**** Entries provided ****
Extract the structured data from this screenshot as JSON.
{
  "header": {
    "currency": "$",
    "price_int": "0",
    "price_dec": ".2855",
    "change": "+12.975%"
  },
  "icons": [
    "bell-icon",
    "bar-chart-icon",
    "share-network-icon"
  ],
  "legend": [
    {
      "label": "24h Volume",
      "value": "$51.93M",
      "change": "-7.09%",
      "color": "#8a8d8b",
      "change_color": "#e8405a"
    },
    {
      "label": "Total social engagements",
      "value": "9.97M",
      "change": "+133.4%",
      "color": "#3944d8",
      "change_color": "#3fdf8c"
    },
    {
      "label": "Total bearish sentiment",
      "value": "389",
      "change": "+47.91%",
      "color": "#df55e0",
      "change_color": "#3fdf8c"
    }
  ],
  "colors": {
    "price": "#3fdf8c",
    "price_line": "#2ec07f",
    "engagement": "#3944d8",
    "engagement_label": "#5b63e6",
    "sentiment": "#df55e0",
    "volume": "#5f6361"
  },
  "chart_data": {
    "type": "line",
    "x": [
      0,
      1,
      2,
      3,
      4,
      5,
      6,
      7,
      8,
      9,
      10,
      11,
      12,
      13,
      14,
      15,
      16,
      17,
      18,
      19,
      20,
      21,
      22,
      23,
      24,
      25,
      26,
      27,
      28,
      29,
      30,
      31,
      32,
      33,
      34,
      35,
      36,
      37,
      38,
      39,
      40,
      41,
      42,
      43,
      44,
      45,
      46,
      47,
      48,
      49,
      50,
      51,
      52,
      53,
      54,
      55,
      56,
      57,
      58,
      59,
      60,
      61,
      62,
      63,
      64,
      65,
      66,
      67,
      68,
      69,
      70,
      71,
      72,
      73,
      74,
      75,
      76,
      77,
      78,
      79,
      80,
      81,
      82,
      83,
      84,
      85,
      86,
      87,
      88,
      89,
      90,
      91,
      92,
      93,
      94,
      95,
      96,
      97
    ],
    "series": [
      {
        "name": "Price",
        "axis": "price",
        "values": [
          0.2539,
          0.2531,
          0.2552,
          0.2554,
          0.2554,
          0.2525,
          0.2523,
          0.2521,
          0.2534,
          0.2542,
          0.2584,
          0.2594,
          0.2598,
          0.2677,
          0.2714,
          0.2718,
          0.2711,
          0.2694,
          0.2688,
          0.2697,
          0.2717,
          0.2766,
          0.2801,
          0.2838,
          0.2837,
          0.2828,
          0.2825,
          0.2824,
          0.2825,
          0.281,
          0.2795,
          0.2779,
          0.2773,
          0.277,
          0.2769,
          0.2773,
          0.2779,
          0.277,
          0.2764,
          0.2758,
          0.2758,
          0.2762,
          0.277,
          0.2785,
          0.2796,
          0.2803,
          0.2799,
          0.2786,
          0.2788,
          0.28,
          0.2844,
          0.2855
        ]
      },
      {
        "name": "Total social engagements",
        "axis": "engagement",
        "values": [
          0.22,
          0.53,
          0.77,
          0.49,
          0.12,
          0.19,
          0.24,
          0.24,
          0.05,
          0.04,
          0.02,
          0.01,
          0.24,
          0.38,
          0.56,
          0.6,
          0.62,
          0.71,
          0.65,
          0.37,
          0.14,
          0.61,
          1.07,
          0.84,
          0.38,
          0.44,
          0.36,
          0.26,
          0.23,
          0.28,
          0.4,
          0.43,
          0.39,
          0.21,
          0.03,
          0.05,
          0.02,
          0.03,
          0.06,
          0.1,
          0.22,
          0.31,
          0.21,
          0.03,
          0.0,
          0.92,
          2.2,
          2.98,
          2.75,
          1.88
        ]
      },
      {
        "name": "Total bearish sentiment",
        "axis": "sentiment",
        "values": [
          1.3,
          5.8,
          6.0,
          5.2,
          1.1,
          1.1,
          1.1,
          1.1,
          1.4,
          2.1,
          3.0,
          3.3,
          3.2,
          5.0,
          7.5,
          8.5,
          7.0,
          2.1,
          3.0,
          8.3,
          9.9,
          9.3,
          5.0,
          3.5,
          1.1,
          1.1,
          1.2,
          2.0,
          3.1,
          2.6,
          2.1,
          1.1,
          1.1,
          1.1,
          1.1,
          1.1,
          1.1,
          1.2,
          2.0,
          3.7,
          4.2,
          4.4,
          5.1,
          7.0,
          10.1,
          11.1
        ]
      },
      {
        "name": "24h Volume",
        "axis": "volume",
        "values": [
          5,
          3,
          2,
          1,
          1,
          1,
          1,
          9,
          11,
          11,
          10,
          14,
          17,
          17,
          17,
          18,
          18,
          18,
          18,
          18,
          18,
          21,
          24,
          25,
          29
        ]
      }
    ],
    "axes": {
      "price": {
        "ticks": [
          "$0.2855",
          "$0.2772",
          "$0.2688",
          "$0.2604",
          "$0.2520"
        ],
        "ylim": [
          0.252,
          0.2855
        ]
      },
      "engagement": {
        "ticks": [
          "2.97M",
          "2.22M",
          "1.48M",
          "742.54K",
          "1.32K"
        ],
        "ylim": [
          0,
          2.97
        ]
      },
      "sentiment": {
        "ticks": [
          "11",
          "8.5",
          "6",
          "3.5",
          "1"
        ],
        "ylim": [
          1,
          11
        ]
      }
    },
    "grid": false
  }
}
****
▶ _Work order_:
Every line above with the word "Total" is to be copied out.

▶ _Result for this exercise_:
      "label": "Total social engagements",
      "label": "Total bearish sentiment",
        "name": "Total social engagements",
        "name": "Total bearish sentiment",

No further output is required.